HMS Protector Leaves Portsmouth
The Royal Navy's new ice patrol ship, HMS Protector, will leave Portsmouth today (Monday 28th November) for an eight-month deployment surveying and patrolling the frozen continent of Antarctica.
The 5,000-tonne ice-breaking ship has just completed an intensive period of sea trials and training prior to deploying to the Antarctic Peninsula.
HMS Protector will arrive in Antarctica for the austral summer and will conduct three work periods in the ice. She will use her multi-beam echo sounder and deploy her survey motor boat to provide cutting edge hydrographic charting and imagery of the Antarctic region for the UK Hydrographic Office which provides 80% of the world's nautical charts.
The ship will also assist with the re-supply of British Antarctic Survey stations in the region.HMS Protector is being leased as an interim replacement for HMS Endurance which suffered flood damage when she was operating in the South Atlantic in 2008.
Protector was commissioned into the Royal Navy in June on the 50th anniversary of the implementation of the Antarctic Treaty and the centenary year of Scott's expedition to the South Pole.
Captain Peter Sparkes, Commanding Officer of HMS Protector, said: "We are now operationally ready to deploy to the South Atlantic. My ship's company have worked tirelessly in recent months to re-generate the Royal Navy's ice patrol ship capability.

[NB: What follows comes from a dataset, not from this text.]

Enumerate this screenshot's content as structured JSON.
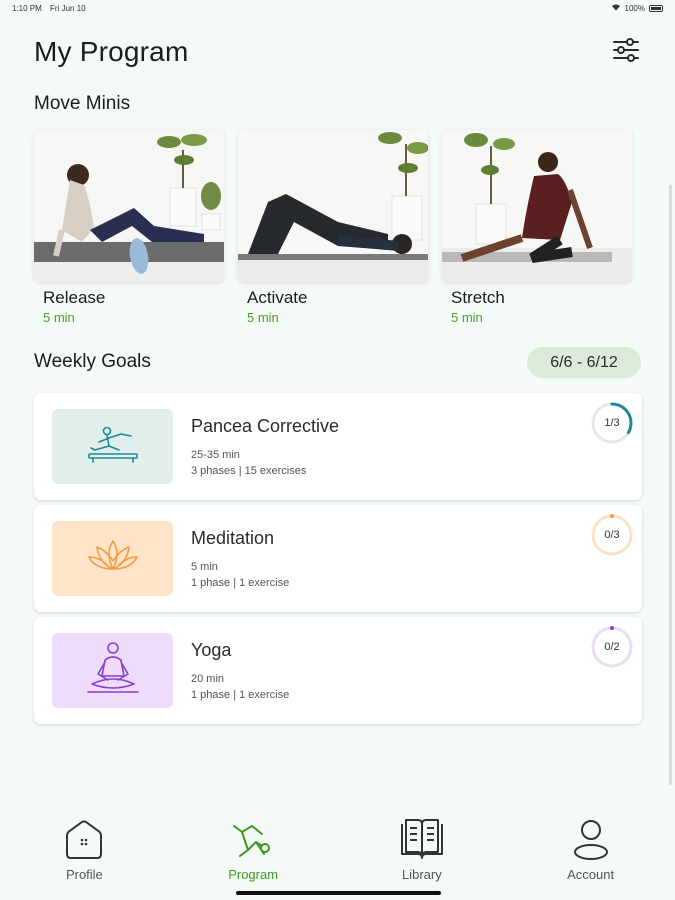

Working doggedly as a team we have achieved all that that has been asked of us and to a very demanding timeline. I could not be more proud of the men and women under my command. We are now ready in all respects to face the rigours of seven months in the extremely hostile environment of Antarctica."